Music Curriculum: Week One
A week or so ago, I shared my general plans for music this semester, but I thought I’d try to share what actually happens from week to week with pictures. Remember, you’ll find the printables (or links to the games and activities) in the pdf at this post: Free Beginner’s Music Curriculum: Learning Notes, Rhythm, Music Notation and More!
Last week was our first official week of school, so we only spent a short amount of time on music. (You know how it is when you’re getting back into the swing of things!)
Why are we starting at the beginning with music when the kids all play bits and pieces of music? (They all have dabbled in the piano and other instruments, DD is taking flute lessons for the first time this year). Well, I noticed that t he kids really can’t read music and I wanted to make sure we weren’t leaving any big holes. For that reason we started back at the very beginning with music and music theory. I’m having LD sit in with us, but he actually goes over more materials than the girls do since he seems to have a better grasp on the material.
During this first week, I made sure the kids knew Middle C, D and B. I explained the difference between treble clef and base clef. The kids located the notes on the piano (and pretended to play the notes on the piano with their right or left hands). They filled in the worksheet for Week 1 (seen below left and right). You’ll find that on page 3 of the Music Curriculum pdf. I was amazed at all their questions… They asked what the “squiggly thing” was (quarter rest)… and things like that. I’m so glad we’ve started right back at the beginning since I assumed they would already know things like that!
By the way, there is a space in the middle of those pages for the kids to take notes. I was going to have the kids draw pictures of a quarter note, half note, dotted-half note, whole note and the rests, but we didn’t get to that last week. You might want to have your kids draw those in that space, though. Just mentioning that since you might not be able to read my mind to know what I was going to use that space for on the worksheet! 🙂
We pulled out the “Fly Swatter” music flashcards and I got wooden spoons for the kids. They had a blast WACKING AWAY at those flies as I called out Middle C, all the treble clef notes, D, both B’s, all the Cs, etc! Even LD joined in for a bit just because it was action packed and fun!We spent some time going over basic rhythms. I actually can’t remember if the link was mentioned in the Music Curriculum pdf, so I’ll put in the link to the rhythm cards we’re using below:

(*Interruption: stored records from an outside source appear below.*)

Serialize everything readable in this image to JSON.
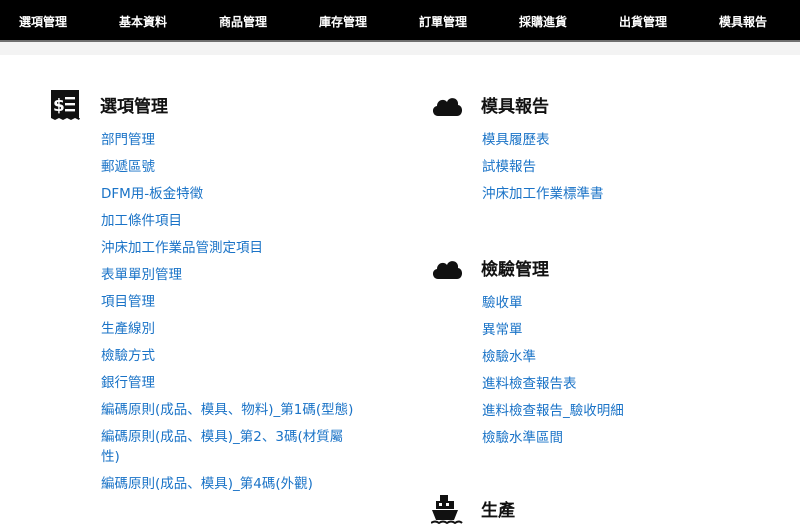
{
  "nav": {
    "items": [
      "選項管理",
      "基本資料",
      "商品管理",
      "庫存管理",
      "訂單管理",
      "採購進貨",
      "出貨管理",
      "模具報告"
    ]
  },
  "sections": {
    "options": {
      "title": "選項管理",
      "icon": "receipt-dollar-icon",
      "links": [
        "部門管理",
        "郵遞區號",
        "DFM用-板金特徵",
        "加工條件項目",
        "沖床加工作業品管測定項目",
        "表單單別管理",
        "項目管理",
        "生產線別",
        "檢驗方式",
        "銀行管理",
        "編碼原則(成品、模具、物料)_第1碼(型態)",
        "編碼原則(成品、模具)_第2、3碼(材質屬性)",
        "編碼原則(成品、模具)_第4碼(外觀)"
      ]
    },
    "mold": {
      "title": "模具報告",
      "icon": "cloud-icon",
      "links": [
        "模具履歷表",
        "試模報告",
        "沖床加工作業標準書"
      ]
    },
    "inspection": {
      "title": "檢驗管理",
      "icon": "cloud-icon",
      "links": [
        "驗收單",
        "異常單",
        "檢驗水準",
        "進料檢查報告表",
        "進料檢查報告_驗收明細",
        "檢驗水準區間"
      ]
    },
    "production": {
      "title": "生產",
      "icon": "ship-icon"
    }
  },
  "colors": {
    "nav_bg": "#000000",
    "link": "#1a73c7",
    "heading": "#111111"
  }
}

- Rhythm Cards She has five sets, but we started with set one which includes Quarter Notes, Quarter Rests, and 8th Notes. Set 2 contains quarter, half, dotted half and whole notes, and quarter, half, and whole rests. Set 3 has eighth, quarter, half, and dotted half notes, as well as quarter and half rests. Set has 16 notes, as well as various 16th, 8th, and dotted 8th note combinations. Set 5 has dotted quarter/8th note combinations.
We clapped out and spoke the rhythms with the rhythm cards from Layton Music:
Our last activity was to use the dime on the staff page. First they practiced just with a coin. Then they used coins and a toothpick to practice how to make a quarter note (whether the stem goes up or down and which side the stem extends from).
Our Music Curriculum Plans
Remember, you’ll find the general plans for the semester at the first post in this series. We are using a lot of free resources and I have put our Music Curriculum plans together into a 8-week plan (it might take us longer). That is a free download and has links to most of the materials you see above. The packet is 15 pages or so AND it has hyperlinks to many *amazing* free music resources. Free Beginner’s Music Curriculum: Learning Notes, Rhythm, Music Notation and more
That’s about it for today! See you again soon here or over at our Homeschool Den Facebook Page! ~Liesl